During this time slot, you will be free to choose one of the following breakout sessions to attend!
Research Like a Linguist: Integrating Discipline Specific Research Practices to Advance Epistemic Cognitive Development
Presenters: Catherine Baird, Online and Outreach Services Librarian, and Jonathan Howell, Associate Professor
Description: We will share the evolution of a research-based assignment in Dr. Howell’s Phonology course, a requirement in the Linguistics major. We have been experimenting with how to teach the necessary research skills to students as they complete an “Adopt A Language” research assignment. We will ask the audience to participate in the research activities that the students are expected to complete, revealing the blindspot instructors sometimes have for student research practices. We’ll also share lessons learned about weaving in information literacy learning into course content. #Learning Design
Ensuring Optimal Learning Spaces by Using Technology to Mitigate Implicit Biases
Presenters: Milton A. Fuentes, Professor, Heather Hernandez Moss, Teaching & Research Assistant, and Michelle Truffin, Adjunct Faculty

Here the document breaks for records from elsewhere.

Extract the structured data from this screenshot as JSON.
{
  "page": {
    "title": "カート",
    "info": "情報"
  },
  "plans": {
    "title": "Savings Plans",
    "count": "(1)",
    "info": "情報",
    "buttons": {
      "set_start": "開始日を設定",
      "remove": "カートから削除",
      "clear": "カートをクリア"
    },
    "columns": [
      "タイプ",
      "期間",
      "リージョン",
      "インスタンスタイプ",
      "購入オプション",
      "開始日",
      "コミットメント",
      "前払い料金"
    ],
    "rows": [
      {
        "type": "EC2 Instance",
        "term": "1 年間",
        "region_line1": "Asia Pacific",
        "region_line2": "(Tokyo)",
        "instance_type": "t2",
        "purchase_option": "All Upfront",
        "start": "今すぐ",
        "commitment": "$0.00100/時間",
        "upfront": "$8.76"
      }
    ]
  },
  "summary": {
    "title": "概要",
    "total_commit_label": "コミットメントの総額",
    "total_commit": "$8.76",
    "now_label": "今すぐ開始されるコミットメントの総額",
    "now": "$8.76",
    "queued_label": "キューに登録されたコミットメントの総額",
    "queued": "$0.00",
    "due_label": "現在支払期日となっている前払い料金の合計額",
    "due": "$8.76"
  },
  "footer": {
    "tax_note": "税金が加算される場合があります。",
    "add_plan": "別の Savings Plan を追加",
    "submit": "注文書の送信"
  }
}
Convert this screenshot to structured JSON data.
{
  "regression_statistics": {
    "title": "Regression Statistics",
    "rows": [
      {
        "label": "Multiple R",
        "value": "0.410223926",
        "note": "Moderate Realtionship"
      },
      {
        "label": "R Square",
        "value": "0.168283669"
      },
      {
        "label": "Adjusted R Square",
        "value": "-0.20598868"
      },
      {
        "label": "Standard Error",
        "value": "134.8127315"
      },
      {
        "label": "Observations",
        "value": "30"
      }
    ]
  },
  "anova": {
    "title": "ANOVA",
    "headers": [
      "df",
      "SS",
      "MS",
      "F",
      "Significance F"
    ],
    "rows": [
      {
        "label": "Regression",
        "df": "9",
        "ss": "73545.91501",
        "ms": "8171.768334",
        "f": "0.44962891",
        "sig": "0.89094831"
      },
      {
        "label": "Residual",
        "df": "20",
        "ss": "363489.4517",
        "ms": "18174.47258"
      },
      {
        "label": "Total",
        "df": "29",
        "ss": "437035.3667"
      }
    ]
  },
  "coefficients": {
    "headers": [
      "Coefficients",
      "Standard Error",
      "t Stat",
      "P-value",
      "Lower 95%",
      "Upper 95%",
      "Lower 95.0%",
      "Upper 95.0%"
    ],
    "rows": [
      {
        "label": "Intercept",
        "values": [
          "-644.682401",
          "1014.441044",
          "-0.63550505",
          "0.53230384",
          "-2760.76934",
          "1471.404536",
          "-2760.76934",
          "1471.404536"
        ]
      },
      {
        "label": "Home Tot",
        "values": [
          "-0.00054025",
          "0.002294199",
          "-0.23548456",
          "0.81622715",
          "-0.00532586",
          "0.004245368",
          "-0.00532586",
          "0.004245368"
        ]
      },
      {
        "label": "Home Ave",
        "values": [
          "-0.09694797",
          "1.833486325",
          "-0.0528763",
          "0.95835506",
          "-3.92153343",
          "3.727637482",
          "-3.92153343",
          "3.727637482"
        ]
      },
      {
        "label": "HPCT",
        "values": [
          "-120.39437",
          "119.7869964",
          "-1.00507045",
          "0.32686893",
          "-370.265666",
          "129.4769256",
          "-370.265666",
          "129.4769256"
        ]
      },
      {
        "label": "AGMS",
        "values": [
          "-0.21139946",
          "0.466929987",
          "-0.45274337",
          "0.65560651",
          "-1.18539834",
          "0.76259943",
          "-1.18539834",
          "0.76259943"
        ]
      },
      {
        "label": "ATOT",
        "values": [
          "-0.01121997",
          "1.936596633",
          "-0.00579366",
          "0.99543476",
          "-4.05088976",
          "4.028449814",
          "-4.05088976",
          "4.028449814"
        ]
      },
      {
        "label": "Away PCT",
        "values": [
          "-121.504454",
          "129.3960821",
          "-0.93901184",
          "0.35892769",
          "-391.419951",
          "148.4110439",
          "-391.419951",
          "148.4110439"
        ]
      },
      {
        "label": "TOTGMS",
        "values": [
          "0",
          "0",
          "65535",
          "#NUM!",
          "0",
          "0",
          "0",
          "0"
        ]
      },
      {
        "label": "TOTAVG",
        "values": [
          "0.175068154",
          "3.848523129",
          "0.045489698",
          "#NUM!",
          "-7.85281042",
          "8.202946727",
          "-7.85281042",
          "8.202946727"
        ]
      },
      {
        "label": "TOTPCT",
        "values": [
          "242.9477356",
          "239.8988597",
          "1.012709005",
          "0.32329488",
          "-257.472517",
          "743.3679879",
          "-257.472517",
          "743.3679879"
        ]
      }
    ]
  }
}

Description: Montclair State University is committed to promoting equity, diversity and inclusion; however, implicit biases, if not properly considered, can thwart these efforts. Implicit biases include mental associations around demographic variables that can influence judgment and behaviors, leading to prejudice and discrimination (Greenwald et al., 2022). Implicit biases are automatic and occur outside of our awareness; they don’t necessarily adhere to our explicit biases; and they can cause problematic academic outcomes (Staats et al., 2016). Specifically, they can foster identity threat (Steele, 2010); lead faculty to enfranchise some students and disenfranchise others; or prevent fair grading and classroom practices. Moreover, these pernicious biases are multidirectional with faculty having biases toward students; students having biases toward faculty, and students having biases toward each other. Yet, some argue (Devine et al., 2017) that these biases can be mitigated. This session will highlight how to use technological tools to monitor and mitigate these biases. Specifically, technological tools for engaging in anonymous review and discretion elimination (Greenwald et al, 2022) will be enumerated to ensure impartial evaluation practices. Moreover, it will discuss how to utilize technology platforms with evidence-based, social psychology strategies (e.g., individuation, perspective taking, contact; Devine et al., 2017) to promote optimal classroom interactions. #Community&Inclusion
Using StoryMap to Develop a Sense of Place in a Language Classroom
Presenters: AJ Kelton, Director, CHSS Digital Media CoLab
StoryMap, by ArcGIS, is a free online tool that can be used to create immersive stories via text, multimedia, and interactive maps. In this session, Dr. AJ Kelton, Director of the CHSS Digital Media CoLab (DMcL), will overview the development of a Canvas-based module designed along with Dr. Marisa Trubiano, Associate Professor of Italian, to teach students in her Italian II language course how to use StoryMap for a course assignment.
Under the direction and supervision of Dr. Kelton, The DMcL Student Team maintains, supports, and updates the LEMs. Focused on the basic affordances of the application, LEMs include video instruction, two rubric-based assignments, a quiz, and a badge awarded to the student via Suitable.
The intent of the assignment, and the use of StoryMap, is to provide students a means to “map out” their own self-identities, and the linguistic and cultural communities to which they feel they belong. The assignment is designed to highlight the diversity of linguistic and cultural experiences in the classroom community and to promote a heightened understanding and appreciation for it among classmates.
This session will review the design of the learning experience module (LEM), including design and learning objectives. Attendees will have an opportunity to see select “maps” created by students as well as see a walk-through the LEM.